The challenge is to formulate a policy mix that would minimise the depth and duration of the downturn. This calls for a combination of stabilisation measures and a package of growth enhancing structural reforms. This would not only bring about much needed efficiency gains to increase productivity and competitiveness but also provide a strong confidence boosting signal to all economic agents, particularly domestic and foreign investors.

PF’s Economic Alert 27 sets out a range of structural reforms to strengthen the growth framework of the economy. Priority should be given at this point to reforms that can have an impact in the short-run. These include, inter alia, the following:

an acceleration of the Government’s infrastructure development through aggressive and transparent recourse to an ambitious Public Private Partnership (PPP) program;

development of a long-term debt market (corporate bonds), including promotion of support from the insurance sector;

sale of parts of the equity of commercial SOE’s in the stock market (with a reservation for workers) not only to raise much-needed non-debt creating financing for the government but also to trigger improved management, strengthened financial discipline and greater transparency through the increased disclosure that automatically ensues.

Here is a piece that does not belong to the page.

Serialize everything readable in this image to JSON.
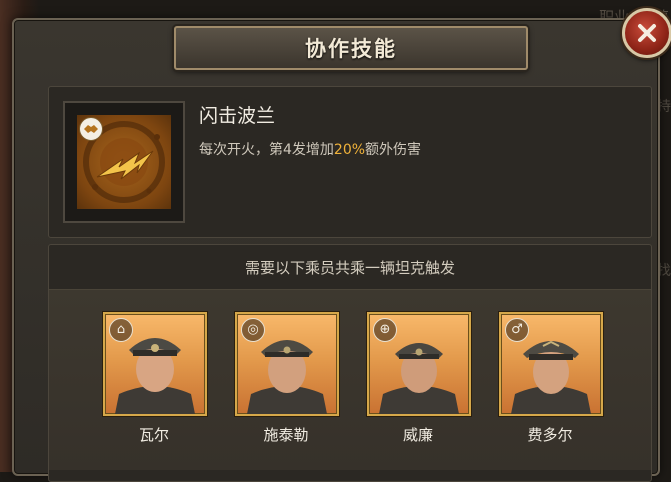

continue even more actively the ongoing program to improve the ‘Ease of Doing Business’ (i.e. debureaucratise and remove red tape), including restoration of the ‘One Stop Shop’.

Longer term structural reforms could include the following:

strengthening the operations of the land market, including the creation of a pre-cleared land bank;

labour market reform to reduce the costs of employment in order to address the perverse incentives that currently encourage the creation of part-time and causal employment, as well as expansion of the informal sector (i.e. current labour market conditions serve to reduce overall labour standards in the country.);

strengthening the capacity of regulatory agencies (including the SEC and PUCSL);

improving education, training and skills development (particularly maths and science education), including a pragmatic approach to public, private and mixed provision;

developing a Science and Technology policy to improve capabilities for technology management (adoption and adaption/innovation)

Concerted efforts should also be made to ensure the sanctity of commercial contracts and strengthen the rule of law. Sri Lanka can achieve a higher growth trajectory only through increased domestic and foreign private investment. The fiscal space does not exist for a state-driven recovery package.


One may conclude that the growth prospects for the economy are rather gloomy over the next six to twelve months. A proactive and pragmatic policy response is required both to stabilise the economy and to strengthen its growth framework. Such a holistic approach will be mutually reinforcing and reduce the depth and duration of the economic downturn.

The country’s growth framework has been strengthened by three previous waves of economic reforms (1977/78; 1990/91; 2001/02). The time has now come for a fourth wave of reforms to boost the flagging growth momentum.